Mr O’Madden Burke winces at the answer to Lenehan’s riddle about the Rose of Castile. The earliest examples of his expression "a strong weakness" date from the 17th century, but in religious contexts:1
There is a strong weakenesse, and there is a weakeness that is weake in deed.
Thomas Tuke, Picture of a True Protestant (1609), p. 80
Therefore it is a very strong weakness or wilfulness in some who love to turn Straws into Trees and Feathers into Birds, and not to leave things as Christ hath left them …
Samuel Annesley, Casuistical Morning-Exercises (1690), Sermon 10, p. 242
By the 19th century it had developed (especially in Ireland) into yet another well-worn catchphrase. It served as an expression describing cowardice, then love:
Belpêche (the strong weakness of whose timidity was overcome by the more powerful curiosity of seeing the result of his rival's adventure)
Thomas Colley Grattan, High-ways and by-ways (1827), p. 233
It is the bane of youth — the heritage
Breeding us cowards in our own despite,
Unmindful of the war we have to wage;
Yea, this strong weakness doth o'ercome us quite,
Making us bear with wrong, and pain, and slight …
Charles Whitehead, The solitary (1831), p. 49
It was, indeed, Mrs. Candy; won to the imprudence by the strong weakness of love, she had prompted her maid to touch upon the future fate of her mistress, herself hid the while among the bushes.
Douglas William Jerrold , Men of character (1838), p. 138
But soon it was (often humorously) used to allude to the strong national weakness of drink.
He came to Ireland on the strength of his equity law, but he got a constitutional weakness (laughter), and he did not go away on the strength of his constitutional law (laughter), unless it could be designated in the language of the west2 a strong weakness (great laughter).
Freeman's Journal (1843), 29 June
[T]he coachman, an old rascal [...] who had what the Irish call a 'strong weakness' for liquor of any description.

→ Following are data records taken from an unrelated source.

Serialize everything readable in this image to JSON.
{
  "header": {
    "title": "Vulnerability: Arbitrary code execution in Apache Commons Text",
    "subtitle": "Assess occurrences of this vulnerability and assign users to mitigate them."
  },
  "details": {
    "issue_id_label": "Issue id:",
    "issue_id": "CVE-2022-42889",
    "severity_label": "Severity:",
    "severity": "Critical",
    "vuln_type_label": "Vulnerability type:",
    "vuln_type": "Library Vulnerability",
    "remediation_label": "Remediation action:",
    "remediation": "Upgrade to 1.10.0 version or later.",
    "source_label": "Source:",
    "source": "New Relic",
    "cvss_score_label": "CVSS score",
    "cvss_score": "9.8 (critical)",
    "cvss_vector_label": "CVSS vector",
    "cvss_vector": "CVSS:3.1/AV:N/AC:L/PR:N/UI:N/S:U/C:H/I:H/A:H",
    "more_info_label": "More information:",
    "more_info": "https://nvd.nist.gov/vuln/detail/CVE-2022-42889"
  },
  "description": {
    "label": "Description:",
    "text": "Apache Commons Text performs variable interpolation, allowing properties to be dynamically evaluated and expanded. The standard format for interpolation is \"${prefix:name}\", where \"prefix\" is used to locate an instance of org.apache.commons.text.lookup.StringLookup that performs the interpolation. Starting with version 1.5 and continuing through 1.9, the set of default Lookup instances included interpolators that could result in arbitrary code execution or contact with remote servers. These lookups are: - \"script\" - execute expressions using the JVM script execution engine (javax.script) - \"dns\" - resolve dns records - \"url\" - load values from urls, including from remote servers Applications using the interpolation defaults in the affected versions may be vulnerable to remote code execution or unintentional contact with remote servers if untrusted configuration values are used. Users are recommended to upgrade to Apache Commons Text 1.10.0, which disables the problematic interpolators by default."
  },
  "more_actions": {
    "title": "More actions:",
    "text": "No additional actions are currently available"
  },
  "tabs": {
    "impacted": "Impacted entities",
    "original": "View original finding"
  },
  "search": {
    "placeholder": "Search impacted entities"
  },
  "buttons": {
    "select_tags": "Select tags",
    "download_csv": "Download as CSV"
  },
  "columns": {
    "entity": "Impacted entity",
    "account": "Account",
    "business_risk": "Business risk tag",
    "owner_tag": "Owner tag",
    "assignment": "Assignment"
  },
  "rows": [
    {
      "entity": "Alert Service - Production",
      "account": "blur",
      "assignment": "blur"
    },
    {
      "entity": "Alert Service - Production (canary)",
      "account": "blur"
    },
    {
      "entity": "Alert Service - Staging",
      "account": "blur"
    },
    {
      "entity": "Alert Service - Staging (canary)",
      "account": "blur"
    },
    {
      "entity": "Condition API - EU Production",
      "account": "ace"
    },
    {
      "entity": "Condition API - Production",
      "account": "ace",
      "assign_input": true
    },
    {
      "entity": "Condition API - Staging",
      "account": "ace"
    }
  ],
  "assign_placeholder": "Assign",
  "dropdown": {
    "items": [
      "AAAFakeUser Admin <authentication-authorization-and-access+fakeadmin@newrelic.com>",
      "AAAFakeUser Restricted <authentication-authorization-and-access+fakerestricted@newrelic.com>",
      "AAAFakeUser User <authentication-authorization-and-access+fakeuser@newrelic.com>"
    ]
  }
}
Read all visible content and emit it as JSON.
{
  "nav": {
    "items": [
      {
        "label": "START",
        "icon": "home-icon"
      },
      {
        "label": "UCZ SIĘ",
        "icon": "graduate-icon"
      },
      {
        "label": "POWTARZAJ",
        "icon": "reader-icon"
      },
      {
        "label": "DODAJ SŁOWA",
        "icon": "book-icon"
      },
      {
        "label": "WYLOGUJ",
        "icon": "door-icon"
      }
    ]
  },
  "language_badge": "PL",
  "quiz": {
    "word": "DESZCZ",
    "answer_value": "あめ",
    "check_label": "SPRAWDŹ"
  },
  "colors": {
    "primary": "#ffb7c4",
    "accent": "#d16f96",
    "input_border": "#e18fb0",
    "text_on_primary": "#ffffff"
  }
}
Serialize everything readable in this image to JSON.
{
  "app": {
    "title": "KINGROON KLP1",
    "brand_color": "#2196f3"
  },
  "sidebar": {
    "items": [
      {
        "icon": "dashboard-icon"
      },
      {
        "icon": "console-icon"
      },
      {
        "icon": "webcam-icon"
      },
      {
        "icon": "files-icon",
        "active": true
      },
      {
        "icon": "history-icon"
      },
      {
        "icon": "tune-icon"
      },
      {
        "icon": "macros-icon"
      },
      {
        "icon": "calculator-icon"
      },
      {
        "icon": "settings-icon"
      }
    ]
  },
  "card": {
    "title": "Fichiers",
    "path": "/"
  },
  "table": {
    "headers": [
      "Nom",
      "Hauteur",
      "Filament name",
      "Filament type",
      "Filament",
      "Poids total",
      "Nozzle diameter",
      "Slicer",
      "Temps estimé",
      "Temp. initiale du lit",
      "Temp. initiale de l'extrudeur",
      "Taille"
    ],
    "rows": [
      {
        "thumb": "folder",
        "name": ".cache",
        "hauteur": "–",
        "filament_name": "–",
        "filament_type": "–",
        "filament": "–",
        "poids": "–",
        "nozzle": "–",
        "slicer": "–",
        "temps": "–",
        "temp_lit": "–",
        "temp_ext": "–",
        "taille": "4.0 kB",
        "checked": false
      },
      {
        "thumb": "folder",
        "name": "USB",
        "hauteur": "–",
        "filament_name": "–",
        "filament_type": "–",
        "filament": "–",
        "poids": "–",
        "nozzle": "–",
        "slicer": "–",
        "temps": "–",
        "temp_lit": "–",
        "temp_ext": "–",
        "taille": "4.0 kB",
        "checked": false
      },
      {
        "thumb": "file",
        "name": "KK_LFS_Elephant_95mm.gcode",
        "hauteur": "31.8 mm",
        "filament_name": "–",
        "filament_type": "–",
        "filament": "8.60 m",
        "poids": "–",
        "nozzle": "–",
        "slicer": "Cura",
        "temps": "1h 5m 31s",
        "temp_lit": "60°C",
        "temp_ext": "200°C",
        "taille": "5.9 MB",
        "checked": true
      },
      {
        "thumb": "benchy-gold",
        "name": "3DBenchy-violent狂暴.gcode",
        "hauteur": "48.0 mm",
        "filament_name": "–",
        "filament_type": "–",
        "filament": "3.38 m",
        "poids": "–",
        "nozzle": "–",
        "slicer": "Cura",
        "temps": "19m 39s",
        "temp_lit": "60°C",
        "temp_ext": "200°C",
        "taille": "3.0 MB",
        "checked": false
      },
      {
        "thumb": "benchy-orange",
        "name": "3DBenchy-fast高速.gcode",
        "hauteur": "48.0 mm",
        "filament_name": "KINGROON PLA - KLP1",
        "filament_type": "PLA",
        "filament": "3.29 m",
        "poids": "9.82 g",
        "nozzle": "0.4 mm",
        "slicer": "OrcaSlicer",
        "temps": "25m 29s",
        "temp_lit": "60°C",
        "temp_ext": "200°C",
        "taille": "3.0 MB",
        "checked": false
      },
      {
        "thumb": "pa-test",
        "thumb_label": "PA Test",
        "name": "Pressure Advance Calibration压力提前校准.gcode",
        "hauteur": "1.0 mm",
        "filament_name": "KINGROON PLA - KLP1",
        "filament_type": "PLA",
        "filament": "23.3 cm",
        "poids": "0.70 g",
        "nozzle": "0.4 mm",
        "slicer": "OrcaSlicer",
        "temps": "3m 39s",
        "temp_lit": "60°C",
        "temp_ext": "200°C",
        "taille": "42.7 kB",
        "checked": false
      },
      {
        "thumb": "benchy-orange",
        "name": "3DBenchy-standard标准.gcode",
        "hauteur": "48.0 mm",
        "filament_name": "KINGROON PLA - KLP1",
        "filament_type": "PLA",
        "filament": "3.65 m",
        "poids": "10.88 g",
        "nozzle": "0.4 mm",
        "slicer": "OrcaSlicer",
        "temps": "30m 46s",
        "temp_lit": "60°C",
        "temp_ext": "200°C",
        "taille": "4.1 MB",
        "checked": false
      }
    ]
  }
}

Dublin University Magazine (1862), December p. 714/2
He was constantly overtaken by what he termed "a strong wakeness". When seized by one of these "turns", as he called them, a seat on the nearest stone, and a long pull and a strong pull at Maurice's flask were the only remedies ...
Bithia Mary Croker, Pretty Miss Neville (1883), p. 75
The paradox easily survived into the 20th century:
A Feminist aphorism
"We, of the weaker sex, are stronger than the stronger sex, because of the strong weakness of the stronger for the weaker sex."
Idaho (Boise) Daily Statesman (1914), 29 January, p. 4
Beckett provides its apotheosis:
One day, in a positive geyser of confidence, he gave me an account of one of these "moving pauses". He had a strong weakness for oxymoron. In the same way he over-indulged in gin and tonic-water.
Samuel Beckett, More Pricks than Kicks (1934; ed. 1972), p. 38
Curiously, O’Madden Burke almost strips the expression of its oxymoronic character by using it in a purely medical sense where a strong weakness usually leads to fainting3:
"My child! my poor child!" exclaimed Mrs. O'Flaherty, sinking into a chair and fainting. "Oh, botheration, isn't it enough to dhrive any one on earth slap out of their senses, if they had fourteen instead of seven," said Judy, bursting into a passion of tears. "The daughter gone off, God alone knows where; and the mother, God be good to the poor demented crater, fainting away as dead as a herring! What on earth will I do to get her out of this fit?" And Judy ran away to get feathers to burn under the nose of her mistress, which having done, she rubbed her hands and sprinkled her face with water. "Murder! murder!" cried Judy, the tears running down her face, "did any one ever see such a strong weakness? Ma'am, Ma'am, come to yourself a bit! just open your eyes.
Marguerite Countess of Blessington, Country Quarters (1850), p. 286